━━ Data for this task

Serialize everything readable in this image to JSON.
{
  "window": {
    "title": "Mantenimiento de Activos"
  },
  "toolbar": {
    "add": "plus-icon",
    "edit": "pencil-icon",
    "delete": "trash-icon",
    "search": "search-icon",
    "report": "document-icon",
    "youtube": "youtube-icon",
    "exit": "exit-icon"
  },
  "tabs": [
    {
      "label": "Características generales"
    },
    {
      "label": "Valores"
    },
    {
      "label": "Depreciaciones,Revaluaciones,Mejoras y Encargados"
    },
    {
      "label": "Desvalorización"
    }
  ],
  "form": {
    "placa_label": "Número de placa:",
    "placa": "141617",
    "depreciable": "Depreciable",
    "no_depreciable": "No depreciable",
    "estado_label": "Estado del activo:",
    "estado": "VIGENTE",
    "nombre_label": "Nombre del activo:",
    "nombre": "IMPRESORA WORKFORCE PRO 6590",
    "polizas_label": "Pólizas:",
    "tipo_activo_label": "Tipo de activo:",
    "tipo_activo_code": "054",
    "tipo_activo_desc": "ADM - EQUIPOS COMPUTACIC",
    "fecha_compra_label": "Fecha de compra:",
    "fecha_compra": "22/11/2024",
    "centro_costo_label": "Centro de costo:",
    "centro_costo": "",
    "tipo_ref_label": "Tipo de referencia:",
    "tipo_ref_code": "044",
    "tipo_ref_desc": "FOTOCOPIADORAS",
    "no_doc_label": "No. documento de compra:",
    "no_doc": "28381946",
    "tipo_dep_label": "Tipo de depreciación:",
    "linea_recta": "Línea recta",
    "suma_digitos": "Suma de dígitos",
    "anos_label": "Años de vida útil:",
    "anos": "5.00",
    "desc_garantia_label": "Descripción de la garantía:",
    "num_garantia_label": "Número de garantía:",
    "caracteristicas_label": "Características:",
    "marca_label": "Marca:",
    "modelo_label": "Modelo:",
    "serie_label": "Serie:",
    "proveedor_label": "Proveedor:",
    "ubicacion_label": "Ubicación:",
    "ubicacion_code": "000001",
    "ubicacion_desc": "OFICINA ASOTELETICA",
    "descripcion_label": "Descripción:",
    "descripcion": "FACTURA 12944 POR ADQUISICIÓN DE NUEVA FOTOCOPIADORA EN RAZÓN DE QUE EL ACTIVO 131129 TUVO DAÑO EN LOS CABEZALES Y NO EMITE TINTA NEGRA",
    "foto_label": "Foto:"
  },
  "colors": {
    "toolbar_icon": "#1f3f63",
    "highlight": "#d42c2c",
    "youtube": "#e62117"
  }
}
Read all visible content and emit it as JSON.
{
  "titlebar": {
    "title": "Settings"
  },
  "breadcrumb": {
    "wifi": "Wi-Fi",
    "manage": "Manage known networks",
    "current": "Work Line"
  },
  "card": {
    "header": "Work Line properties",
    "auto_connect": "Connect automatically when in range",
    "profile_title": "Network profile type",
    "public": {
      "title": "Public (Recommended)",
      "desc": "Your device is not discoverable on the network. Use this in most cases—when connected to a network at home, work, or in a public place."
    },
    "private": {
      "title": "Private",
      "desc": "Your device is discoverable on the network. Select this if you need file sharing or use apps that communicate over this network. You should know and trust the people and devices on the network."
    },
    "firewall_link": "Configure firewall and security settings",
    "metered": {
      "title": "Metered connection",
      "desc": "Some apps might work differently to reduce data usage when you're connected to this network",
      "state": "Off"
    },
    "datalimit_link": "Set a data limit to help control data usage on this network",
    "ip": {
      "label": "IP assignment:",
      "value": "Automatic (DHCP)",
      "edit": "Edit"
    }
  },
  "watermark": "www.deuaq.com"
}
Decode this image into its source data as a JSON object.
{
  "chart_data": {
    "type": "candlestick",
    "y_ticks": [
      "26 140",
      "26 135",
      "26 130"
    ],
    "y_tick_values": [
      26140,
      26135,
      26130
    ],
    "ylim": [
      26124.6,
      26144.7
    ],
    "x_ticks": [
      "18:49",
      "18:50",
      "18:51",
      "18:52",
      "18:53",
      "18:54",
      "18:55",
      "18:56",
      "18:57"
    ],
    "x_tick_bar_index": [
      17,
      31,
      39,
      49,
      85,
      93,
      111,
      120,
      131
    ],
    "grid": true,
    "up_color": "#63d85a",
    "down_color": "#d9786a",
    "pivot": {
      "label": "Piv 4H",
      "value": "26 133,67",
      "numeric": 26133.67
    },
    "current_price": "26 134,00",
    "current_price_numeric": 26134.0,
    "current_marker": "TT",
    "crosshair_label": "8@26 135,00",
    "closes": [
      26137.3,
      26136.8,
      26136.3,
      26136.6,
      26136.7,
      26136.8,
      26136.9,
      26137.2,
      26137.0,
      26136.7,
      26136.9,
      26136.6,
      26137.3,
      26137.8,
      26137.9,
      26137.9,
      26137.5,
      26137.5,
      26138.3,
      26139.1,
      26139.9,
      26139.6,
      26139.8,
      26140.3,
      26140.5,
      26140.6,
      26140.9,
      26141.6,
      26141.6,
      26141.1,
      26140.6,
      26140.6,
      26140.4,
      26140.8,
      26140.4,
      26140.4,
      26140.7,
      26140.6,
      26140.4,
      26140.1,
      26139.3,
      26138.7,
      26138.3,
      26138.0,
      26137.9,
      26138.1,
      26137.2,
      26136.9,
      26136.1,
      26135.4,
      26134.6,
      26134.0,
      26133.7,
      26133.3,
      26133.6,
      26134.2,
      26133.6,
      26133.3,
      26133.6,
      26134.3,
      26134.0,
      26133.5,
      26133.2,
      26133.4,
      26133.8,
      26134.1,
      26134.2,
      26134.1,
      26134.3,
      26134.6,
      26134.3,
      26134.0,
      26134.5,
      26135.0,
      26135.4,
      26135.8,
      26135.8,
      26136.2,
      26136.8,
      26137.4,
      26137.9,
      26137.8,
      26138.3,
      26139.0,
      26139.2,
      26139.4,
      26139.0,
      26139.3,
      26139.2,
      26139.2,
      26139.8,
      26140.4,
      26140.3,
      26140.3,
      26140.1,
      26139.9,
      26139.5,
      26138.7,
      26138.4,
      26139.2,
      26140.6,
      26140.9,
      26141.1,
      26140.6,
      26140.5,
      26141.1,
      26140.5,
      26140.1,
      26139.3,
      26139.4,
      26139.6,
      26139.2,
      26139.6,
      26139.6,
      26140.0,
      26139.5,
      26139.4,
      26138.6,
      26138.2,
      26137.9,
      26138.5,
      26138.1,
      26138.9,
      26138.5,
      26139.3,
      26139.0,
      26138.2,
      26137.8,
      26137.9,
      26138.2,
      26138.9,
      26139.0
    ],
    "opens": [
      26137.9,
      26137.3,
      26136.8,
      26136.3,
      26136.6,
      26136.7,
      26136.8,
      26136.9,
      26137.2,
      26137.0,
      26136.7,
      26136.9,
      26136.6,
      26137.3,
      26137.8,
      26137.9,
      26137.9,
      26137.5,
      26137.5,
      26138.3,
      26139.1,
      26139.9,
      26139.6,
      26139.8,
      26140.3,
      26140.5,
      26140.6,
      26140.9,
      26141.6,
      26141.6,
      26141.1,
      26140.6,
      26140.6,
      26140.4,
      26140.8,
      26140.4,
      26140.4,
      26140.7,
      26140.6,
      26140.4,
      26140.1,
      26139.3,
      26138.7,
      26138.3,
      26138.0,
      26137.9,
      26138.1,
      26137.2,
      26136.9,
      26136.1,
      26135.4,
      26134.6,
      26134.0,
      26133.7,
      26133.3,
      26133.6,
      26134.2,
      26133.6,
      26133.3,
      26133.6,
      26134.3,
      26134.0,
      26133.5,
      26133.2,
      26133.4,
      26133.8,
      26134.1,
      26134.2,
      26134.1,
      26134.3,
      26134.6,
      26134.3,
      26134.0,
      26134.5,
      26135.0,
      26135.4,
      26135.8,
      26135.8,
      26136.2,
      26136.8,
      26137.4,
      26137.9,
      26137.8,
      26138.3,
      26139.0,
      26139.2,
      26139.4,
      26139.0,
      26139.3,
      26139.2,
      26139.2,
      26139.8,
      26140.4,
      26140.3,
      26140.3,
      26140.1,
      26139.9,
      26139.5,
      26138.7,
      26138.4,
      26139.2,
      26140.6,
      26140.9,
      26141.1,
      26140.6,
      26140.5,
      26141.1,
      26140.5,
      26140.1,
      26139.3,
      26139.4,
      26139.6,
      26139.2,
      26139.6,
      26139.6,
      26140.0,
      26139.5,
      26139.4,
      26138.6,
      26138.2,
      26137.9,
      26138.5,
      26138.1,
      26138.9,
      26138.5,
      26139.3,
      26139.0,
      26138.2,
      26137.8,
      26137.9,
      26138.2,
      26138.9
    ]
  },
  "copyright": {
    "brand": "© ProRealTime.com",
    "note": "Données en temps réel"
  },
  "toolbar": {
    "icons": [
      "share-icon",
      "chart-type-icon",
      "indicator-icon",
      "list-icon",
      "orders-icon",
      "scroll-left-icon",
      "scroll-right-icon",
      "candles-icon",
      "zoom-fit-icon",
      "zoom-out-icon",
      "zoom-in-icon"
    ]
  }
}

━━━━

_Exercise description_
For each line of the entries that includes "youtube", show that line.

_Answer to this task_
    "youtube": "youtube-icon",
    "youtube": "#e62117"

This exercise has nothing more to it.